Hot for Shorebirds
Got it bad, got it bad, got it bad.
August is shorebird time. And after nearly two months of slow summer birding I’m ready to bust out. I’ve been jonesing for their return for weeks ever since the I spotted the first Sanderlings and Leasts down at the beach three weeks ago, not to mention I still have some gaping holes on my year list. And though I really enjoyed birding in the great wide west, there was part of my worrying that I was missing something back home. Whether or not I actually was missing anything is irrelevant. I had limited internet and therefore missed any hot tips on the listserve.
One of the birds I missed was a Glossy Ibis near Greensboro, a bird I’ve been in position throughout the year to get, but have yet to find. An inland record is unusual, and much more fuel friendly than getting out to the coast where their far more likely late in the summer. While it was something of a longshot for it to have stuck around this long, that place where it was seen was also fairly good for shorebirds, better at least, than any closer area that I knew of. So I went to Lake Thompson, just on the north side of Greensboro, hoping for access to the mudflats on the back end of the lake.

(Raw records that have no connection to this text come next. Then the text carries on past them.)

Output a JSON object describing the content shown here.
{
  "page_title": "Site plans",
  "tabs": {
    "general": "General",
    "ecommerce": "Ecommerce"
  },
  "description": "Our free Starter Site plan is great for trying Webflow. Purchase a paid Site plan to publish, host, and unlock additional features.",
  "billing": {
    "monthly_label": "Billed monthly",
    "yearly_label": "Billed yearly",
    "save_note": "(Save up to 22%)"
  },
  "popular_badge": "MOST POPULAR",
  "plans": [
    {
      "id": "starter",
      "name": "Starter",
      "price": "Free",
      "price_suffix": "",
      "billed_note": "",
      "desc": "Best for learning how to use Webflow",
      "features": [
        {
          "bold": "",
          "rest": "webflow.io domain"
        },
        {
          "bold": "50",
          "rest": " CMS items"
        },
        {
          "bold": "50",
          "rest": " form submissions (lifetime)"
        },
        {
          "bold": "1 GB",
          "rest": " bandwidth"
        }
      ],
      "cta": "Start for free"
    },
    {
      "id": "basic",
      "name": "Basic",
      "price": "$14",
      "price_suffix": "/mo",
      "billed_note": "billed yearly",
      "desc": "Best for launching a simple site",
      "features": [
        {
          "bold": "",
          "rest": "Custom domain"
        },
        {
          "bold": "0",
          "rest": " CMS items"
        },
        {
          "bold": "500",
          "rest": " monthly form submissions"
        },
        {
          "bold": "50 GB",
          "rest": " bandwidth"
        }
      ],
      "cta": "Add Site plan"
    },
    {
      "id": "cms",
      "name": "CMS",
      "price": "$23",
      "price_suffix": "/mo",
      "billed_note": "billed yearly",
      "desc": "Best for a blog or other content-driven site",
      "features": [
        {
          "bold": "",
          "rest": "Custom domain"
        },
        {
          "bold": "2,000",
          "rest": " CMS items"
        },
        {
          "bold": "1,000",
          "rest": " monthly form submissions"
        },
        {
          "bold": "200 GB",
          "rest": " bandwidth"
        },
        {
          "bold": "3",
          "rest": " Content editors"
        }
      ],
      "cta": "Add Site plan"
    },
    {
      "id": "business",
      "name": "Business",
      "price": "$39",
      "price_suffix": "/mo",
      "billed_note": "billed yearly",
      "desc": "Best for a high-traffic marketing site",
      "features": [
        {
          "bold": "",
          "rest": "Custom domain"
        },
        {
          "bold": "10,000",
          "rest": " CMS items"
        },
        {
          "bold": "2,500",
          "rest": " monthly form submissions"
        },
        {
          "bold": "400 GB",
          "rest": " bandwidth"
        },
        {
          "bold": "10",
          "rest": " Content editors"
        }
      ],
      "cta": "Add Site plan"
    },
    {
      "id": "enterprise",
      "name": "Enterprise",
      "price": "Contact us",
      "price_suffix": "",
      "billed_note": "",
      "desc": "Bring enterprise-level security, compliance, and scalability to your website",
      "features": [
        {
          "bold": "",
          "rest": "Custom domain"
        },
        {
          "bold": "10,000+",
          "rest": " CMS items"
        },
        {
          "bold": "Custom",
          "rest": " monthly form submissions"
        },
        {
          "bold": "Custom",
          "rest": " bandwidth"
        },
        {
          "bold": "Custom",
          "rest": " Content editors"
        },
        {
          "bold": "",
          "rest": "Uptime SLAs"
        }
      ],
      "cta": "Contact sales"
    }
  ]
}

As you can see above, the mudflats left a bit to be desired. It’s not Jamaica Bay or anything, but it wasn’t bad. For whatever reason, the Piedmont region of North Carolina isn’t particularly condusive to mudflat creation, it’s a bit too hilly and the red clay soil is a bit too porous. The water tends to flow down hill into fast flowing rivers and what doesn’t is fairly quickly soaked up into the water table. The only opportunity we have for good numbers of shorebirds is if a long drought empties the reservoirs exposing the shallow arms as vast expanses of mud. This was a situation we had last year and the shorebirding was phenomenal. This year, we’ve had enough rain to keep them mostly full.
In addition to the ever-present Canada Geese, I spotted a flyby Caspian Tern, a nice pick up of a bird I had not found in the spring, but the birds on the mud were a tad disappointing. There was a pair Spotties and a half-dozen Leasts picking along the edge of the water, but by and large I was dealing with that most tragic of shorebird diagnoses, NBK, Nothing But Killdeer. And there wer lots of those, chasing each other over the mudflats, screaming over the water, and most obnoxiously, looking decidedly un-Killdeer like at 8x, and revealing their true identities once I dragged the scope over. The Glossy Ibis was, as expected, a no-show.
I know it’s still early, and a post to the state listserve this afternoon gave some indication that the local lakes might be starting to get productive again. If the rain stays away for a couple weeks, they could be pretty good again. It’s all very exciting, and I’m more than ready for it.